Massachusetts Student “Not Even Cold, Dude”
Does this man look cold to you?
Sporting nothing but oversized gym shorts and a Bruins jersey, Connor Jackson (MSB ’20) was “not even that cold, dude” at the time of interview. With numerous incidences of snowfall and freezing rain, multiple sources reported the Boston native making the walk from his Village C East dorm room to Leo’s, stepping directly through patches of ice and snow in his Adidas slides.
“This is, like, nothing,” said Jackson as snow piled up on his practically bare feet. “People here have no idea what cold is even like. Last winter back home it didn’t go above zero for three weeks. THREE WEEKS,” the Bostonian repeated again as his eyes widened manically, as though waiting desperately for some indication of disbelief from our correspondent. When our correspondent nodded politely, Jackson continued, “This one time at a Pats game, it snowed three feet before halftime,” as his pupils dilated, and rabies-like foam escaped the corner of his frozen-on sneer.
As a passing group of freshmen from California remarked on the temperature to one another, faces invisible under the furry hoods of their parkas staring at Jackson’s exposed legs and feet, the aura of calm superiority returned to his face. “Yeah, I’ll probably walk over to Wingo’s later to pick up food for the game tonight. Weather’s pretty good out,” he said, raising his voice so the passing bundles of fur and down could overhear. Jackson then let out a barely-audible grunt, as the hair on his legs began thickening and turning white.

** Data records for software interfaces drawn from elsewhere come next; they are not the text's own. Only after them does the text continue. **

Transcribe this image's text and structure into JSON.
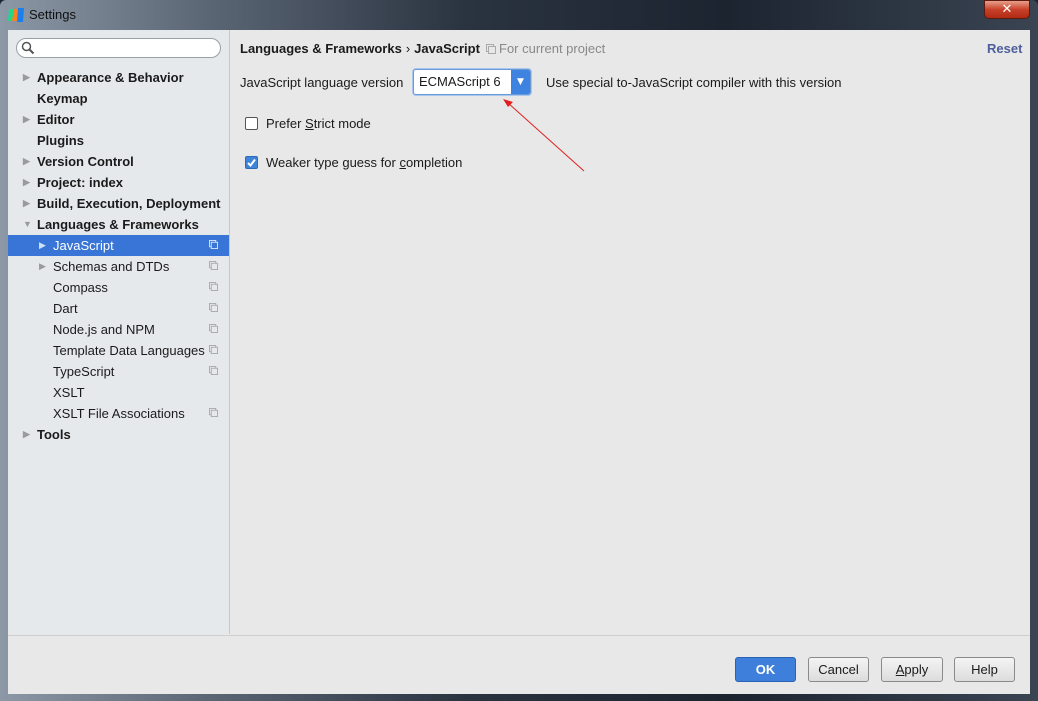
{
  "window": {
    "title": "Settings",
    "close_label": "✕"
  },
  "sidebar": {
    "search": {
      "placeholder": "",
      "value": ""
    },
    "items": [
      {
        "label": "Appearance & Behavior",
        "level": 0,
        "expandable": true,
        "expanded": false,
        "project_scope": false
      },
      {
        "label": "Keymap",
        "level": 0,
        "expandable": false,
        "project_scope": false
      },
      {
        "label": "Editor",
        "level": 0,
        "expandable": true,
        "expanded": false,
        "project_scope": false
      },
      {
        "label": "Plugins",
        "level": 0,
        "expandable": false,
        "project_scope": false
      },
      {
        "label": "Version Control",
        "level": 0,
        "expandable": true,
        "expanded": false,
        "project_scope": false
      },
      {
        "label": "Project: index",
        "level": 0,
        "expandable": true,
        "expanded": false,
        "project_scope": false
      },
      {
        "label": "Build, Execution, Deployment",
        "level": 0,
        "expandable": true,
        "expanded": false,
        "project_scope": false
      },
      {
        "label": "Languages & Frameworks",
        "level": 0,
        "expandable": true,
        "expanded": true,
        "project_scope": false
      },
      {
        "label": "JavaScript",
        "level": 1,
        "expandable": true,
        "expanded": false,
        "selected": true,
        "project_scope": true
      },
      {
        "label": "Schemas and DTDs",
        "level": 1,
        "expandable": true,
        "expanded": false,
        "project_scope": true
      },
      {
        "label": "Compass",
        "level": 1,
        "expandable": false,
        "project_scope": true
      },
      {
        "label": "Dart",
        "level": 1,
        "expandable": false,
        "project_scope": true
      },
      {
        "label": "Node.js and NPM",
        "level": 1,
        "expandable": false,
        "project_scope": true
      },
      {
        "label": "Template Data Languages",
        "level": 1,
        "expandable": false,
        "project_scope": true
      },
      {
        "label": "TypeScript",
        "level": 1,
        "expandable": false,
        "project_scope": true
      },
      {
        "label": "XSLT",
        "level": 1,
        "expandable": false,
        "project_scope": false
      },
      {
        "label": "XSLT File Associations",
        "level": 1,
        "expandable": false,
        "project_scope": true
      },
      {
        "label": "Tools",
        "level": 0,
        "expandable": true,
        "expanded": false,
        "project_scope": false
      }
    ]
  },
  "main": {
    "breadcrumb": {
      "parent": "Languages & Frameworks",
      "separator": "›",
      "current": "JavaScript"
    },
    "scope_note": "For current project",
    "reset_label": "Reset",
    "language_version": {
      "label": "JavaScript language version",
      "selected": "ECMAScript 6",
      "hint": "Use special to-JavaScript compiler with this version"
    },
    "options": [
      {
        "pre": "Prefer ",
        "mnemonic": "S",
        "post": "trict mode",
        "checked": false
      },
      {
        "pre": "Weaker type guess for ",
        "mnemonic": "c",
        "post": "ompletion",
        "checked": true
      }
    ]
  },
  "footer": {
    "ok_label": "OK",
    "cancel_label": "Cancel",
    "apply": {
      "mnemonic": "A",
      "rest": "pply"
    },
    "help_label": "Help"
  },
  "colors": {
    "selection": "#3875d7",
    "accent": "#3e7fdb",
    "annotation_arrow": "#e02020",
    "reset_link": "#4d5e9c"
  }
}
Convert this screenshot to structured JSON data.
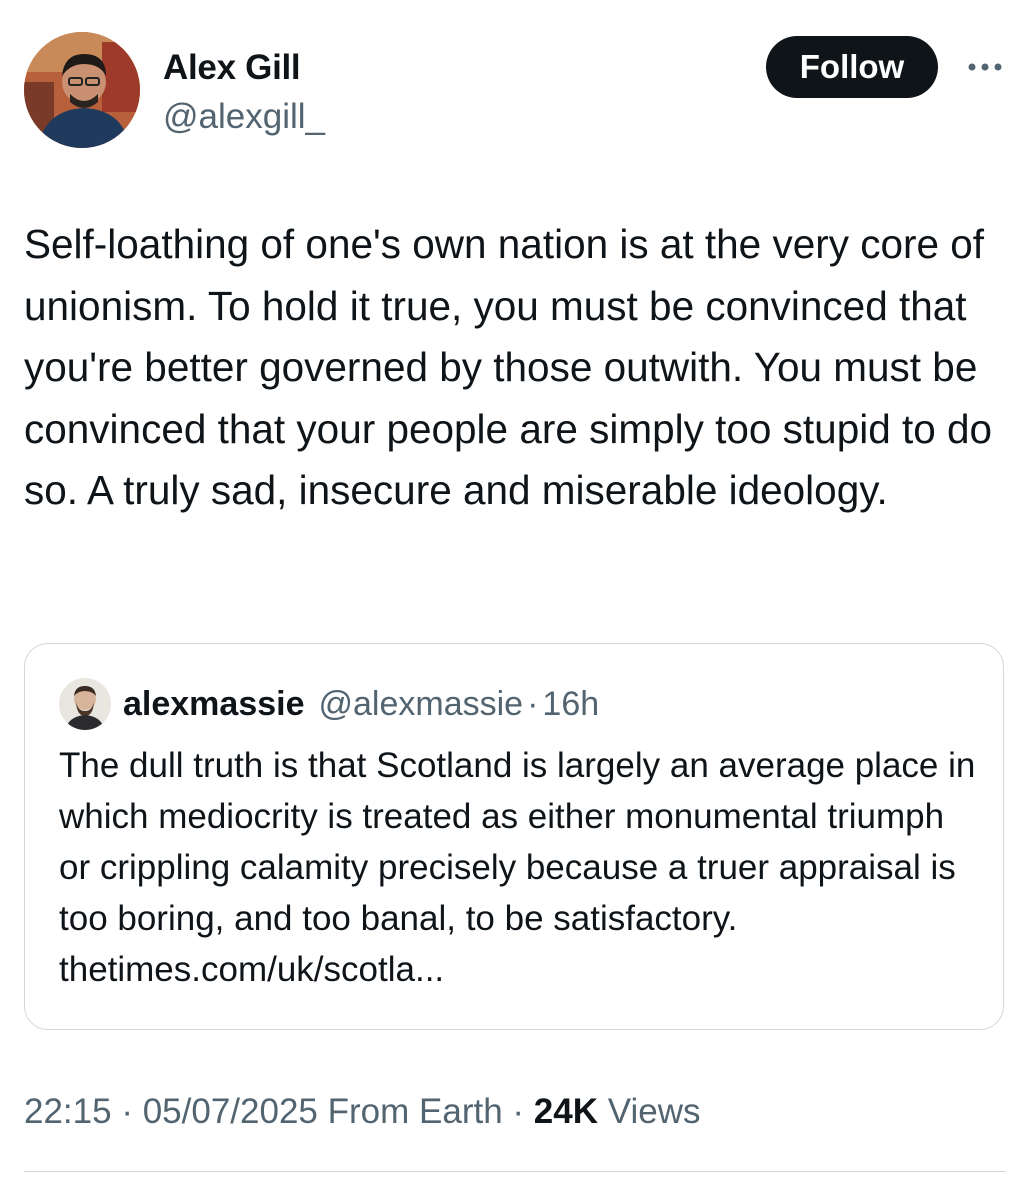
{
  "author": {
    "name": "Alex Gill",
    "handle": "@alexgill_"
  },
  "follow_label": "Follow",
  "tweet": {
    "text": "Self-loathing of one's own nation is at the very core of unionism. To hold it true, you must be convinced that you're better governed by those outwith. You must be convinced that your people are simply too stupid to do so. A truly sad, insecure and miserable ideology."
  },
  "quoted_tweet": {
    "name": "alexmassie",
    "handle": "@alexmassie",
    "separator": "·",
    "time": "16h",
    "text": "The dull truth is that Scotland is largely an average place in which mediocrity is treated as either monumental triumph or crippling calamity precisely because a truer appraisal is too boring, and too banal, to be satisfactory. thetimes.com/uk/scotla..."
  },
  "meta": {
    "time": "22:15",
    "separator": "·",
    "date": "05/07/2025",
    "source": "From Earth",
    "views_count": "24K",
    "views_label": "Views"
  },
  "icons": {
    "more": "more-horizontal-icon"
  },
  "colors": {
    "text_primary": "#0f1419",
    "text_secondary": "#536471",
    "border": "#cfd9de",
    "follow_bg": "#0f1419"
  }
}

“Yeah, this is honestly, like, beach weather. We wouldn’t cancel lacrosse practice at my school. Ever,” he said, as the animal-like glint returned to his eyes. “One time we had to practice in snowshoes because it had snowed 14 or 15 feet the night before,” continued Jackson, the humanity fading from his face as a lion’s mane of white fur began sprouting from the exposed skin between his Bruins jersey and Sox hat, small icicles hanging from the brim in spite of Jackson’s staunch disregard of the temperature. “Mom still drove me to practice, though. Nobody knows how to drive in the snow down here.” His pupils filled his entire eyes as he stared blankly at our correspondent, silently daring him to express any sort of astonishment.
According to multiple reports, at this point the sophomore’s disdainful speech deteriorated into animalistic grunts as fur rapidly sprouted from his body and he grew several feet, letting out a low growl. As our reporter ran for cover, eye witnesses in the Southwest Quad saw the monstrosity that was only moments ago Connor Jackson (MSB ’20) unearth a nearby lamppost and launch it out of sight, a distant crash audible as the projectile broke through the ice of the Potomac. The yeti-like Bostonian was seen running towards the woods behind the McDonough Gym, alternating roars with semi-intelligible remarks about how nobody here “even knows what cold is.”
Students woke up this morning to see an email from Jay Gruber, Chief of Police and Assistant Vice-President for Public Safety, outlining a newly-written plan for “Yeti-Related Incidents” on-campus. As of the printing of this article, the university has yet to officially acknowledge the incident in spite of the mysterious emails not only from Jay Gruber, Chief of Police and Assistant Vice-President for Public Safety, but also from Todd A. Olson, Ph.D, Vice President of Student Affairs, on the newly formed student Council on Monster and Witchcraft Mitigation and Elimination. Despite the title of the council, President DeGioia insists it is nothing more than a university response to a recent papal decree. To apply for the mysterious council, students must simply write their qualifications and recent acts of sin in an ancient and ominous black, leather-bound tome that now rests on a podium outside of the President’s office in Healy Hall. Ceremonial kidnappings of applicants who are chosen for the council will take place in the coming weeks.
PC: Brian Damerau